iPhone owners in the EU will no longer be restricted to downloading apps from the App Store
- Thanks to the Digital Markets Act, regulations could allow iPhone owners in the EU to download apps outside of the App Store.
- Apple may need to introduce a “highly controlled system” to allow sideloading of apps on iOS only in the EU.
- Rumors initially suggested these changes would be included in iOS 17.2, but they are now expected to arrive in early 2024 through a future iOS update.
Owning an iPhone means you’re giving up on going through the App Store when downloading apps to your device. However, European Union (EU) regulations may change in his 2024. His Digital Markets Act (DMA) will come into force across the EU in 2022, reducing “gatekeeping” by companies and keeping the industry competitive. As a result of the DMA, Apple may have to allow sideloading of apps on his iOS, which would allow her iPhone owners in the EU to download apps outside of the App Store.
mark garman first reported the news bloomberg, claimed that Apple may roll out a “highly managed system” that would allow apps to be installed elsewhere. This change is expected to work for legal compliance purposes only within the EU. The company could also be required to update its payment apps as well as messages to meet guidelines set by the EU.
Initially, it was rumored that such a change would come as part of the iOS 17.2 software update, but that now seems less likely. Nevertheless, the change is expected to debut sometime in the first half of 2024 through a future iOS 17 update, as Apple seeks to avoid fines for failing to comply with regulations.
Rumors started circulating that sideloading might be introduced as part of the iOS 17.2 software update when we got the relevant APIs. A publishing framework titled “Managed App Distribution” seems to suggest that third-party app stores will be supported on the latest iPhones (via 9to5Mac ). However, we found that these changes revolve around existing mobile device management (MDM) solutions and are not necessarily related to upcoming sideloading capabilities.
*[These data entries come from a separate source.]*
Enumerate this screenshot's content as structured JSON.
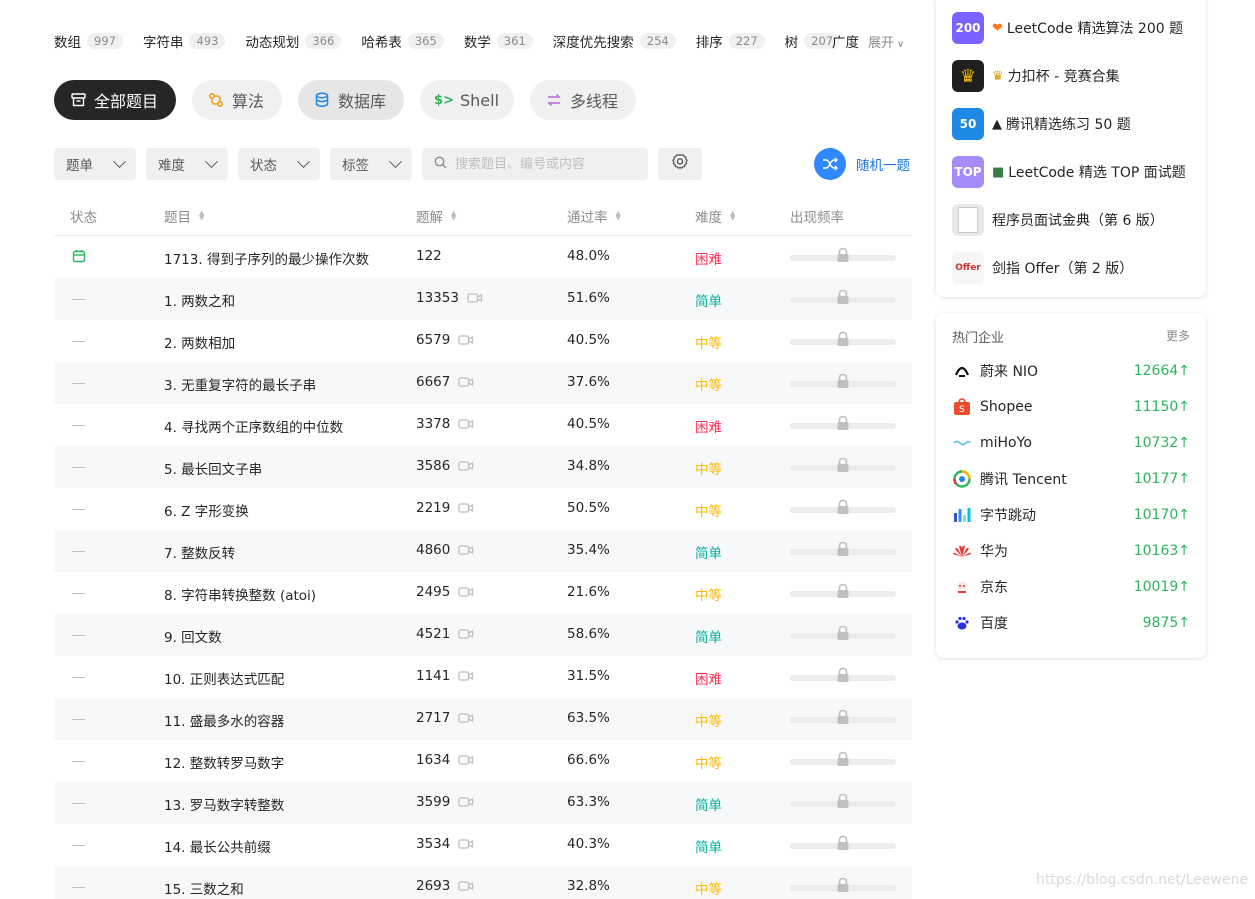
{
  "tags": [
    {
      "name": "数组",
      "count": "997"
    },
    {
      "name": "字符串",
      "count": "493"
    },
    {
      "name": "动态规划",
      "count": "366"
    },
    {
      "name": "哈希表",
      "count": "365"
    },
    {
      "name": "数学",
      "count": "361"
    },
    {
      "name": "深度优先搜索",
      "count": "254"
    },
    {
      "name": "排序",
      "count": "227"
    },
    {
      "name": "树",
      "count": "207"
    }
  ],
  "tags_partial": "广度",
  "tags_expand": "展开",
  "categories": [
    {
      "label": "全部题目",
      "icon": "inbox-icon"
    },
    {
      "label": "算法",
      "icon": "algorithm-icon"
    },
    {
      "label": "数据库",
      "icon": "database-icon"
    },
    {
      "label": "Shell",
      "icon": "shell-icon"
    },
    {
      "label": "多线程",
      "icon": "concurrency-icon"
    }
  ],
  "filters": {
    "list": "题单",
    "difficulty": "难度",
    "status": "状态",
    "tags": "标签",
    "search_placeholder": "搜索题目、编号或内容",
    "random": "随机一题"
  },
  "table": {
    "headers": {
      "status": "状态",
      "title": "题目",
      "solutions": "题解",
      "acceptance": "通过率",
      "difficulty": "难度",
      "frequency": "出现频率"
    },
    "rows": [
      {
        "status": "daily",
        "title": "1713. 得到子序列的最少操作次数",
        "solutions": "122",
        "video": false,
        "acceptance": "48.0%",
        "difficulty": "困难",
        "level": "hard"
      },
      {
        "status": "none",
        "title": "1. 两数之和",
        "solutions": "13353",
        "video": true,
        "acceptance": "51.6%",
        "difficulty": "简单",
        "level": "easy"
      },
      {
        "status": "none",
        "title": "2. 两数相加",
        "solutions": "6579",
        "video": true,
        "acceptance": "40.5%",
        "difficulty": "中等",
        "level": "medium"
      },
      {
        "status": "none",
        "title": "3. 无重复字符的最长子串",
        "solutions": "6667",
        "video": true,
        "acceptance": "37.6%",
        "difficulty": "中等",
        "level": "medium"
      },
      {
        "status": "none",
        "title": "4. 寻找两个正序数组的中位数",
        "solutions": "3378",
        "video": true,
        "acceptance": "40.5%",
        "difficulty": "困难",
        "level": "hard"
      },
      {
        "status": "none",
        "title": "5. 最长回文子串",
        "solutions": "3586",
        "video": true,
        "acceptance": "34.8%",
        "difficulty": "中等",
        "level": "medium"
      },
      {
        "status": "none",
        "title": "6. Z 字形变换",
        "solutions": "2219",
        "video": true,
        "acceptance": "50.5%",
        "difficulty": "中等",
        "level": "medium"
      },
      {
        "status": "none",
        "title": "7. 整数反转",
        "solutions": "4860",
        "video": true,
        "acceptance": "35.4%",
        "difficulty": "简单",
        "level": "easy"
      },
      {
        "status": "none",
        "title": "8. 字符串转换整数 (atoi)",
        "solutions": "2495",
        "video": true,
        "acceptance": "21.6%",
        "difficulty": "中等",
        "level": "medium"
      },
      {
        "status": "none",
        "title": "9. 回文数",
        "solutions": "4521",
        "video": true,
        "acceptance": "58.6%",
        "difficulty": "简单",
        "level": "easy"
      },
      {
        "status": "none",
        "title": "10. 正则表达式匹配",
        "solutions": "1141",
        "video": true,
        "acceptance": "31.5%",
        "difficulty": "困难",
        "level": "hard"
      },
      {
        "status": "none",
        "title": "11. 盛最多水的容器",
        "solutions": "2717",
        "video": true,
        "acceptance": "63.5%",
        "difficulty": "中等",
        "level": "medium"
      },
      {
        "status": "none",
        "title": "12. 整数转罗马数字",
        "solutions": "1634",
        "video": true,
        "acceptance": "66.6%",
        "difficulty": "中等",
        "level": "medium"
      },
      {
        "status": "none",
        "title": "13. 罗马数字转整数",
        "solutions": "3599",
        "video": true,
        "acceptance": "63.3%",
        "difficulty": "简单",
        "level": "easy"
      },
      {
        "status": "none",
        "title": "14. 最长公共前缀",
        "solutions": "3534",
        "video": true,
        "acceptance": "40.3%",
        "difficulty": "简单",
        "level": "easy"
      },
      {
        "status": "none",
        "title": "15. 三数之和",
        "solutions": "2693",
        "video": true,
        "acceptance": "32.8%",
        "difficulty": "中等",
        "level": "medium"
      }
    ]
  },
  "study_plans": [
    {
      "cover": "200",
      "cover_color": "#7b61ff",
      "emoji": "heart-icon",
      "title": "LeetCode 精选算法 200 题"
    },
    {
      "cover": "trophy",
      "cover_color": "#1f1f1f",
      "emoji": "trophy-icon",
      "title": "力扣杯 - 竞赛合集"
    },
    {
      "cover": "50",
      "cover_color": "#1e88e5",
      "emoji": "penguin-icon",
      "title": "腾讯精选练习 50 题"
    },
    {
      "cover": "TOP",
      "cover_color": "#a78bfa",
      "emoji": "person-icon",
      "title": "LeetCode 精选 TOP 面试题"
    },
    {
      "cover": "book",
      "cover_color": "#e8e8e8",
      "emoji": "",
      "title": "程序员面试金典（第 6 版）"
    },
    {
      "cover": "Offer",
      "cover_color": "#f5f5f5",
      "emoji": "",
      "title": "剑指 Offer（第 2 版）"
    }
  ],
  "companies": {
    "title": "热门企业",
    "more": "更多",
    "items": [
      {
        "name": "蔚来 NIO",
        "count": "12664",
        "logo": "nio-logo"
      },
      {
        "name": "Shopee",
        "count": "11150",
        "logo": "shopee-logo"
      },
      {
        "name": "miHoYo",
        "count": "10732",
        "logo": "mihoyo-logo"
      },
      {
        "name": "腾讯 Tencent",
        "count": "10177",
        "logo": "tencent-logo"
      },
      {
        "name": "字节跳动",
        "count": "10170",
        "logo": "bytedance-logo"
      },
      {
        "name": "华为",
        "count": "10163",
        "logo": "huawei-logo"
      },
      {
        "name": "京东",
        "count": "10019",
        "logo": "jd-logo"
      },
      {
        "name": "百度",
        "count": "9875",
        "logo": "baidu-logo"
      }
    ]
  },
  "watermark": "https://blog.csdn.net/Leewene"
}
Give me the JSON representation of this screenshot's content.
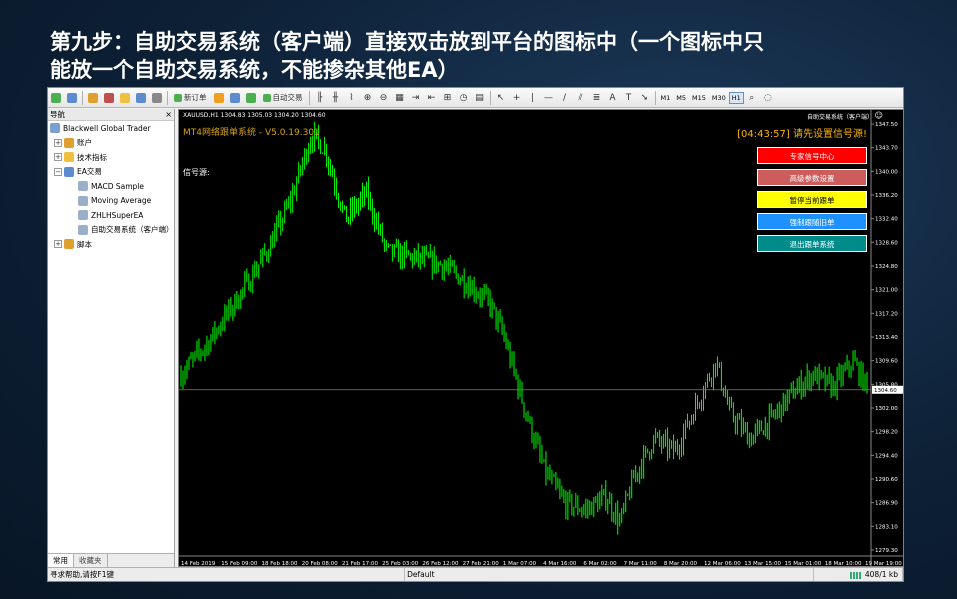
{
  "heading": {
    "line1": "第九步：自助交易系统（客户端）直接双击放到平台的图标中（一个图标中只",
    "line2": "能放一个自助交易系统，不能掺杂其他EA）"
  },
  "toolbar": {
    "new_order": "新订单",
    "auto_trading": "自动交易",
    "timeframes": [
      "M1",
      "M5",
      "M15",
      "M30",
      "H1"
    ],
    "active_timeframe": "H1"
  },
  "navigator": {
    "title": "导航",
    "close": "×",
    "items": [
      {
        "label": "Blackwell Global Trader",
        "level": 0,
        "icon": "folder-icon"
      },
      {
        "label": "账户",
        "level": 1,
        "icon": "accounts-icon"
      },
      {
        "label": "技术指标",
        "level": 1,
        "icon": "indicators-icon"
      },
      {
        "label": "EA交易",
        "level": 1,
        "icon": "expert-advisors-icon"
      },
      {
        "label": "MACD Sample",
        "level": 2,
        "icon": "ea-icon"
      },
      {
        "label": "Moving Average",
        "level": 2,
        "icon": "ea-icon"
      },
      {
        "label": "ZHLHSuperEA",
        "level": 2,
        "icon": "ea-icon"
      },
      {
        "label": "自助交易系统（客户端）",
        "level": 2,
        "icon": "ea-icon"
      },
      {
        "label": "脚本",
        "level": 1,
        "icon": "scripts-icon"
      }
    ],
    "tabs": [
      "常用",
      "收藏夹"
    ]
  },
  "chart": {
    "symbol_info": "XAUUSD,H1  1304.83 1305.03 1304.20 1304.60",
    "ea_name": "自助交易系统（客户端）",
    "system_title": "MT4网络跟单系统 - V5.0.19.301",
    "signal_label": "信号源:",
    "timer": "[04:43:57] 请先设置信号源!",
    "buttons": [
      {
        "label": "专家信号中心",
        "color": "#ff0000"
      },
      {
        "label": "高级参数设置",
        "color": "#cd5c5c"
      },
      {
        "label": "暂停当前跟单",
        "color": "#ffff00",
        "text_color": "#000000"
      },
      {
        "label": "强制跟随旧单",
        "color": "#1e90ff"
      },
      {
        "label": "退出跟单系统",
        "color": "#008b8b"
      }
    ],
    "current_price": "1304.60",
    "price_ticks": [
      "1347.50",
      "1343.70",
      "1340.00",
      "1336.20",
      "1332.40",
      "1328.60",
      "1324.80",
      "1321.00",
      "1317.20",
      "1313.40",
      "1309.60",
      "1305.80",
      "1302.00",
      "1298.20",
      "1294.40",
      "1290.60",
      "1286.90",
      "1283.10",
      "1279.30"
    ],
    "time_ticks": [
      "14 Feb 2019",
      "15 Feb 09:00",
      "18 Feb 18:00",
      "20 Feb 08:00",
      "21 Feb 17:00",
      "25 Feb 03:00",
      "26 Feb 12:00",
      "27 Feb 21:00",
      "1 Mar 07:00",
      "4 Mar 16:00",
      "6 Mar 02:00",
      "7 Mar 11:00",
      "8 Mar 20:00",
      "12 Mar 06:00",
      "13 Mar 15:00",
      "15 Mar 01:00",
      "18 Mar 10:00",
      "19 Mar 19:00"
    ],
    "price_range": [
      1279.3,
      1347.5
    ],
    "candle_color": "#00ff00",
    "bg_color": "#000000"
  },
  "statusbar": {
    "help": "寻求帮助,请按F1键",
    "profile": "Default",
    "traffic": "408/1 kb"
  }
}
Apple has argued in the past that allowing iPhone owners to download apps outside of the App Store compromises security. The idea is that third-party apps can contain malware. Whether Apple’s concerns hold water will become clearer in the coming months as EU users explore new app options.